Any such documents would also be part of a protective order that would keep them from being discussed publicly, including depositions taken in the case.
"This is a public university using public funds, and I think they are overreaching in their desire for confidentiality," said Jody Mask, a McAllen attorney representing Kearney.
Mask had argued that UT be allowed a protective order keeping students' names confidential or be allowed to redact students' names and identifying information. But not both.
The judge ruled UT would be allowed to redact names as well as have a protective order keeping that information from being made public.
"I believe (the redacted names) hamstring us a little bit because we'll be relying on the university's witnesses and their one-sided account," Mask said.
"I'd like to be able to question other individuals who have a different view of the same series of events who the university doesn't control or have power over."
Kearney's attorneys are seeking evidence of inappropriate relationships by men and women in the UT athletic department (as well as other areas of the university) to make the case that Kearney was discriminated by being terminated (for having a relationship with one of her student athletes back in 2002).

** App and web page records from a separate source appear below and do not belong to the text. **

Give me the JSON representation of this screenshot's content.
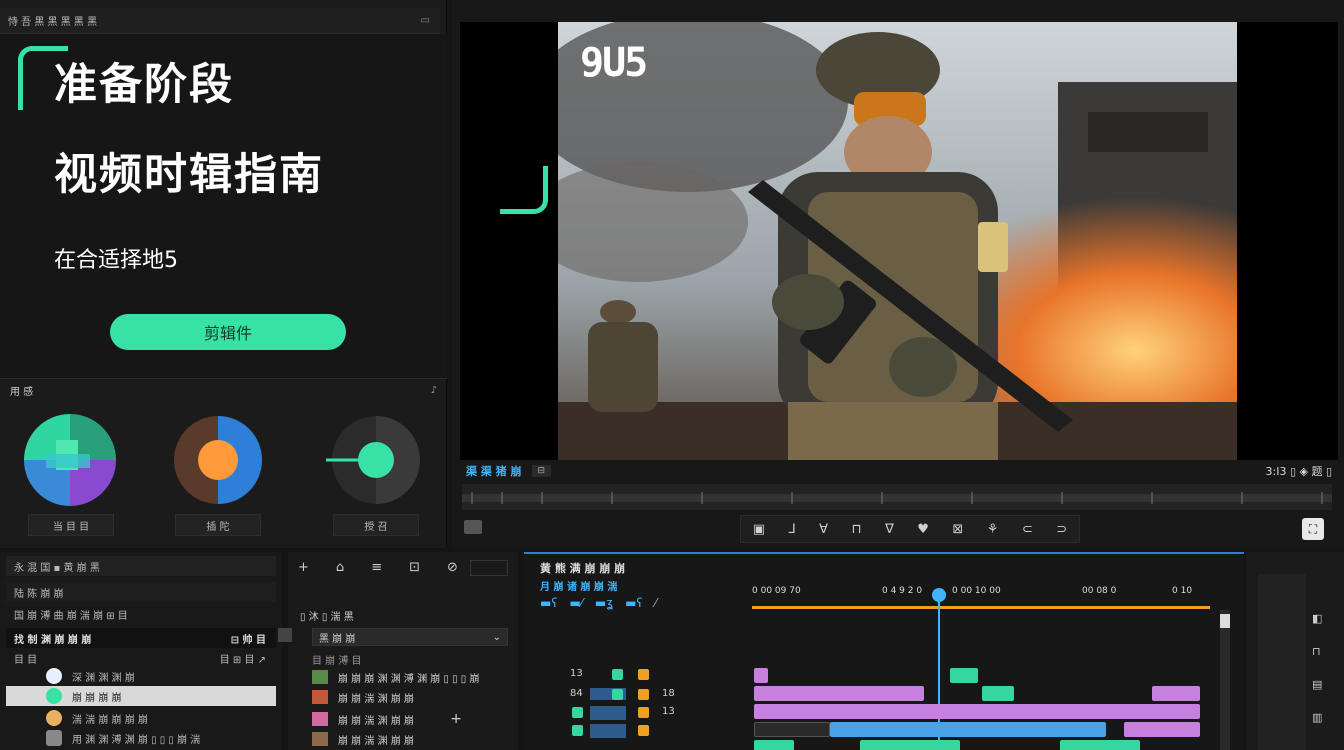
{
  "left_panel": {
    "tab_title": "恃 吾 黑 黑 黑 黑 黑",
    "title_line1": "准备阶段",
    "title_line2": "视频时辑指南",
    "subtitle": "在合适择地5",
    "cta_label": "剪辑件",
    "scopes_header": "用 感",
    "scope_labels": [
      "当 目 目",
      "插 陀",
      "授 召"
    ]
  },
  "preview": {
    "overlay_text": "9U5",
    "bar_title": "渠 渠 猪 崩",
    "bar_small": "⊟",
    "timecode": "3:I3 ▯ ◈ 题 ▯"
  },
  "toolbar": {
    "icons": [
      "▣",
      "⅃",
      "∀",
      "⊓",
      "∇",
      "♥",
      "⊠",
      "⚘",
      "⊂",
      "⊃"
    ]
  },
  "project_panel": {
    "header": "永 混 国 ▪ 黄 崩 黑",
    "row1": "陆 陈 崩 崩",
    "row2": "国 崩 溥 曲 崩 湍 崩  ⊞ 目",
    "row3": "找 制 渊 崩 崩 崩",
    "row3_right": "⊟ 帅 目",
    "row4": "目   目",
    "row4_right": "目 ⊞ 目 ↗",
    "items": [
      "深 渊 渊 渊 崩",
      "崩 崩 崩 崩",
      "湍 湍 崩 崩 崩 崩",
      "用 渊 渊 溥 渊 崩 ▯ ▯ ▯ 崩 湍"
    ]
  },
  "media_panel": {
    "tools": [
      "+",
      "⌂",
      "≡",
      "⊡",
      "⊘"
    ],
    "section": "▯ 沐 ▯ 湍 黑",
    "dropdown": "黑 崩 崩",
    "subhead": "目 崩 溥 目",
    "items": [
      "崩 崩 崩 渊 渊 溥 渊 崩 ▯ ▯ ▯ 崩",
      "崩 崩 湍 渊 崩 崩",
      "崩 崩 湍 渊 崩 崩",
      "崩 崩 湍 渊 崩 崩"
    ]
  },
  "timeline": {
    "title": "黄 熊 满 崩 崩 崩",
    "subtitle": "月 崩 诸 崩 崩 湍",
    "ruler_labels": [
      "0 00 09 70",
      "0 4 9 2 0",
      "0 00 10 00",
      "00 08 0",
      "0 10"
    ],
    "track_numbers": [
      "13",
      "84",
      "13",
      "18"
    ]
  },
  "colors": {
    "accent": "#38e2a6",
    "timeline_blue": "#4aa3e8",
    "timeline_purple": "#c77fe0",
    "playhead": "#3fb4ff",
    "ruler_orange": "#f0a020"
  }
}
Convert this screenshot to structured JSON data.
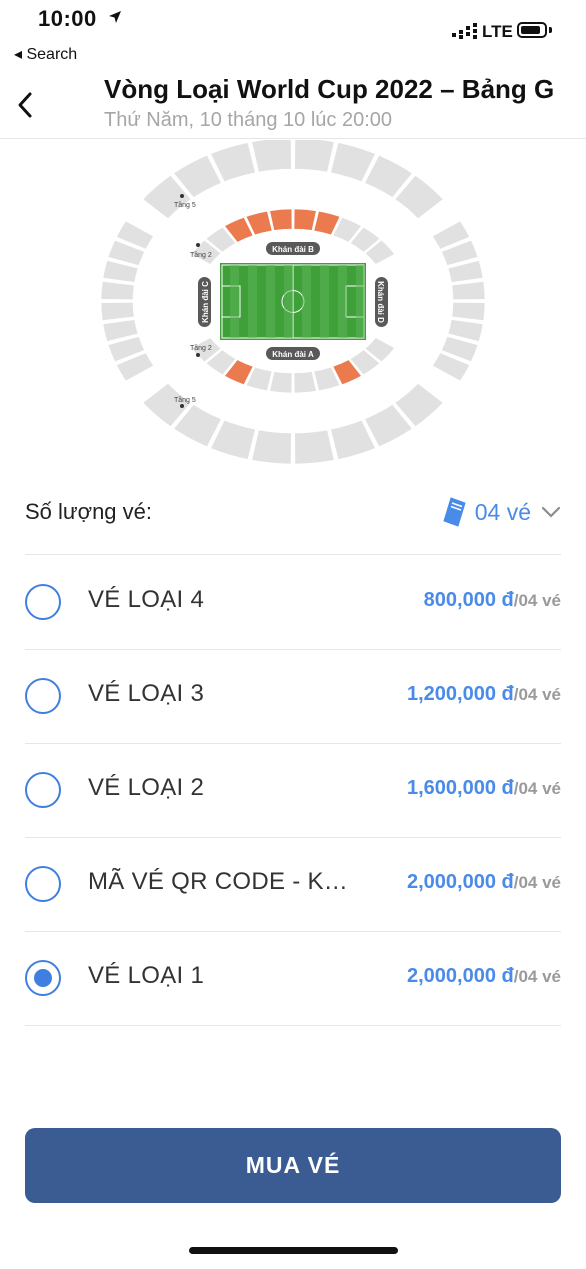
{
  "status_bar": {
    "time": "10:00",
    "back_app": "◂ Search",
    "network": "LTE"
  },
  "header": {
    "title": "Vòng Loại World Cup 2022 – Bảng G",
    "subtitle": "Thứ Năm, 10 tháng 10 lúc 20:00"
  },
  "stadium": {
    "stand_a": "Khán đài A",
    "stand_b": "Khán đài B",
    "stand_c": "Khán đài C",
    "stand_d": "Khán đài D",
    "tier_5": "Tầng 5",
    "tier_2": "Tầng 2",
    "colors": {
      "available": "#e1e1e1",
      "highlight": "#ec7a4f",
      "pitch": "#3fa03a",
      "label_bg": "#595959"
    }
  },
  "quantity": {
    "label": "Số lượng vé:",
    "value": "04 vé"
  },
  "options": [
    {
      "name": "VÉ LOẠI 4",
      "price": "800,000 đ",
      "per": "/04 vé",
      "selected": false
    },
    {
      "name": "VÉ LOẠI 3",
      "price": "1,200,000 đ",
      "per": "/04 vé",
      "selected": false
    },
    {
      "name": "VÉ LOẠI 2",
      "price": "1,600,000 đ",
      "per": "/04 vé",
      "selected": false
    },
    {
      "name": "MÃ VÉ QR CODE - Khán đài",
      "price": "2,000,000 đ",
      "per": "/04 vé",
      "selected": false
    },
    {
      "name": "VÉ LOẠI 1",
      "price": "2,000,000 đ",
      "per": "/04 vé",
      "selected": true
    }
  ],
  "buy_button": "MUA VÉ",
  "theme": {
    "accent": "#4a8ae8",
    "button": "#3b5b93"
  }
}
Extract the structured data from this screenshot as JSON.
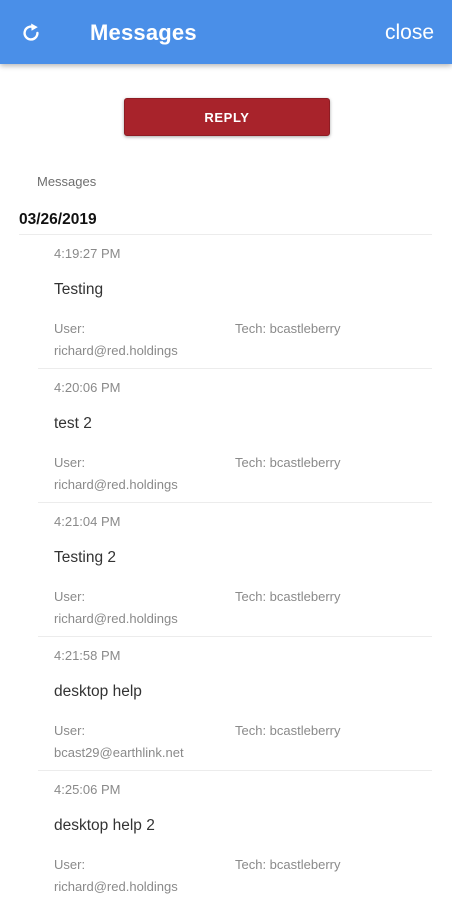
{
  "header": {
    "title": "Messages",
    "close_label": "close",
    "refresh_icon": "refresh-icon",
    "background_color": "#4a8fe8"
  },
  "reply_button": {
    "label": "REPLY",
    "color": "#a8232b"
  },
  "section_label": "Messages",
  "date": "03/26/2019",
  "messages": [
    {
      "time": "4:19:27 PM",
      "text": "Testing",
      "user_label": "User:",
      "user": "richard@red.holdings",
      "tech": "Tech: bcastleberry"
    },
    {
      "time": "4:20:06 PM",
      "text": "test 2",
      "user_label": "User:",
      "user": "richard@red.holdings",
      "tech": "Tech: bcastleberry"
    },
    {
      "time": "4:21:04 PM",
      "text": "Testing 2",
      "user_label": "User:",
      "user": "richard@red.holdings",
      "tech": "Tech: bcastleberry"
    },
    {
      "time": "4:21:58 PM",
      "text": "desktop help",
      "user_label": "User:",
      "user": "bcast29@earthlink.net",
      "tech": "Tech: bcastleberry"
    },
    {
      "time": "4:25:06 PM",
      "text": "desktop help 2",
      "user_label": "User:",
      "user": "richard@red.holdings",
      "tech": "Tech: bcastleberry"
    }
  ]
}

McIntosh was identified first by Texas Monthly as the student who engaged in a two-year relationship with Kearney while a member of the UT women's track team under Kearney's leadership.